Scan the material below for every line with the string "true", and copy those lines.

> **Information supplied**:

>>>>>

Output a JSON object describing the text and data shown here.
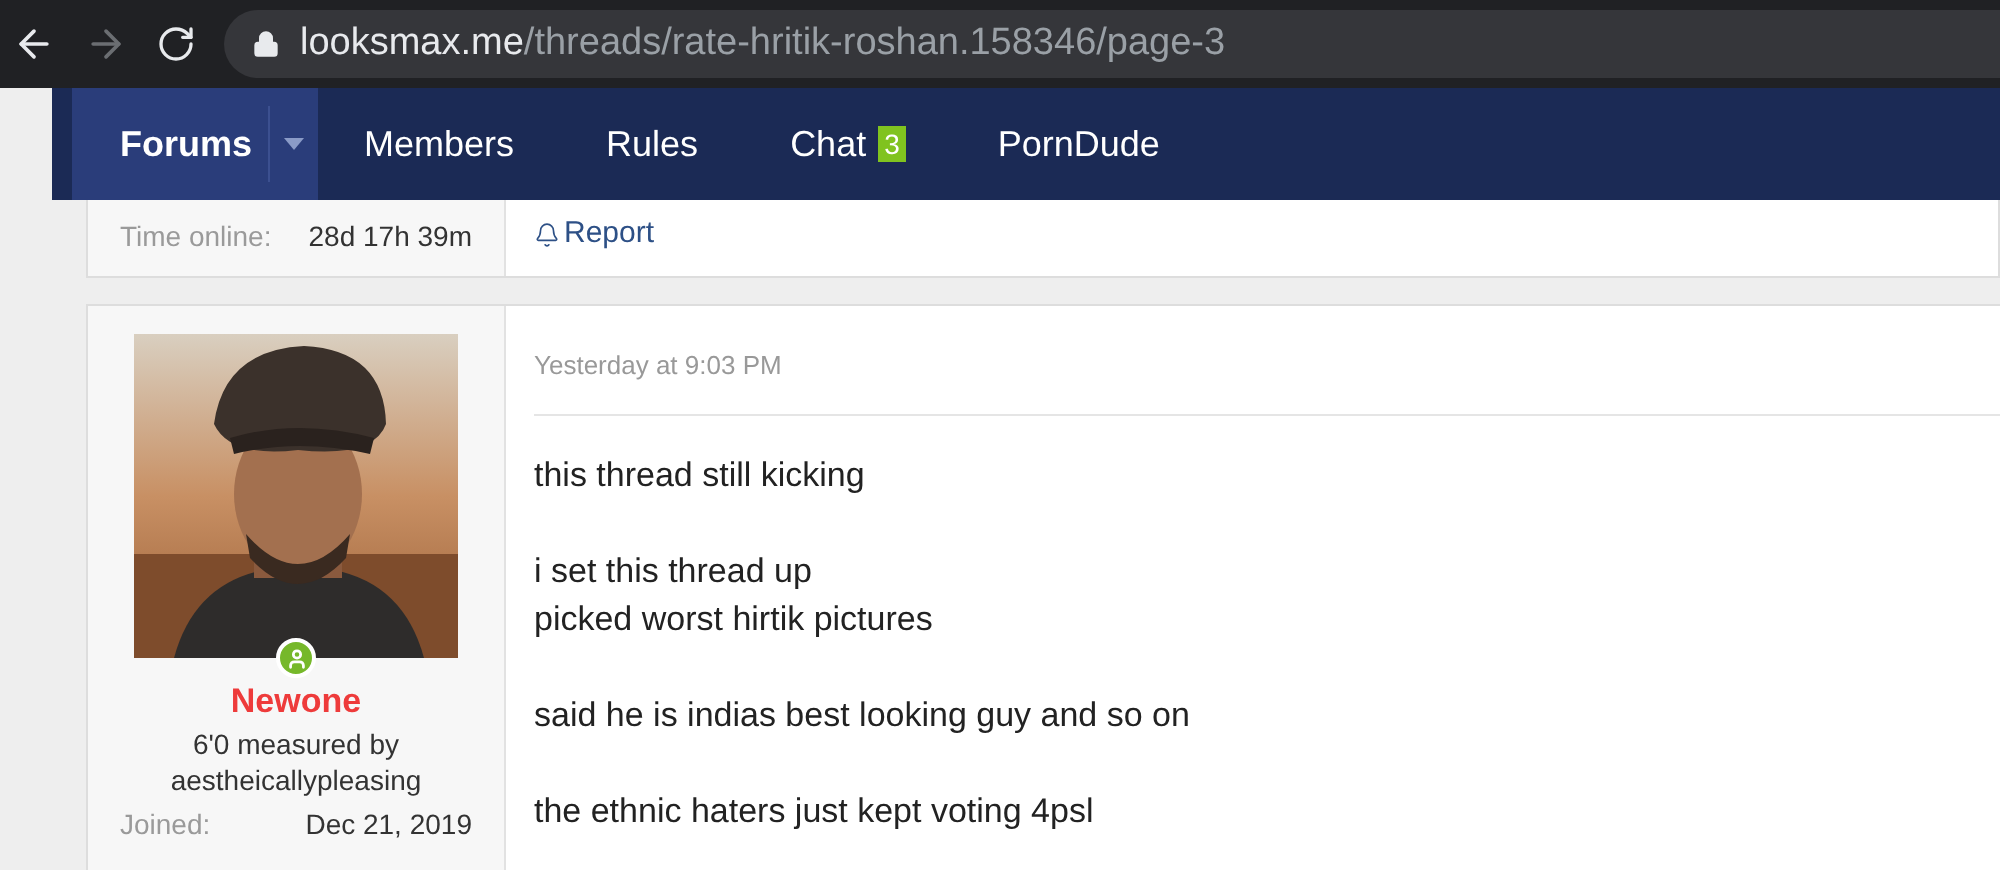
{
  "browser": {
    "url_host": "looksmax.me",
    "url_path": "/threads/rate-hritik-roshan.158346/page-3"
  },
  "nav": {
    "items": [
      {
        "label": "Forums",
        "selected": true,
        "has_menu": true
      },
      {
        "label": "Members",
        "selected": false
      },
      {
        "label": "Rules",
        "selected": false
      },
      {
        "label": "Chat",
        "selected": false,
        "badge": "3"
      },
      {
        "label": "PornDude",
        "selected": false
      }
    ]
  },
  "previous_post": {
    "stats": [
      {
        "label": "Time online:",
        "value": "28d 17h 39m"
      }
    ],
    "actions": [
      "Report"
    ]
  },
  "post": {
    "author": {
      "online": true,
      "name": "Newone",
      "title": "6'0 measured by aestheicallypleasing",
      "stats": [
        {
          "label": "Joined:",
          "value": "Dec 21, 2019"
        }
      ]
    },
    "time": "Yesterday at 9:03 PM",
    "paragraphs": [
      [
        "this thread still kicking"
      ],
      [
        "i set this thread up",
        "picked worst hirtik pictures"
      ],
      [
        "said he is indias best looking guy and so on"
      ],
      [
        "the ethnic haters just kept voting 4psl"
      ]
    ]
  }
}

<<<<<

> **Problem solution**:
        "selected": true,
        "has_menu": true
      "online": true,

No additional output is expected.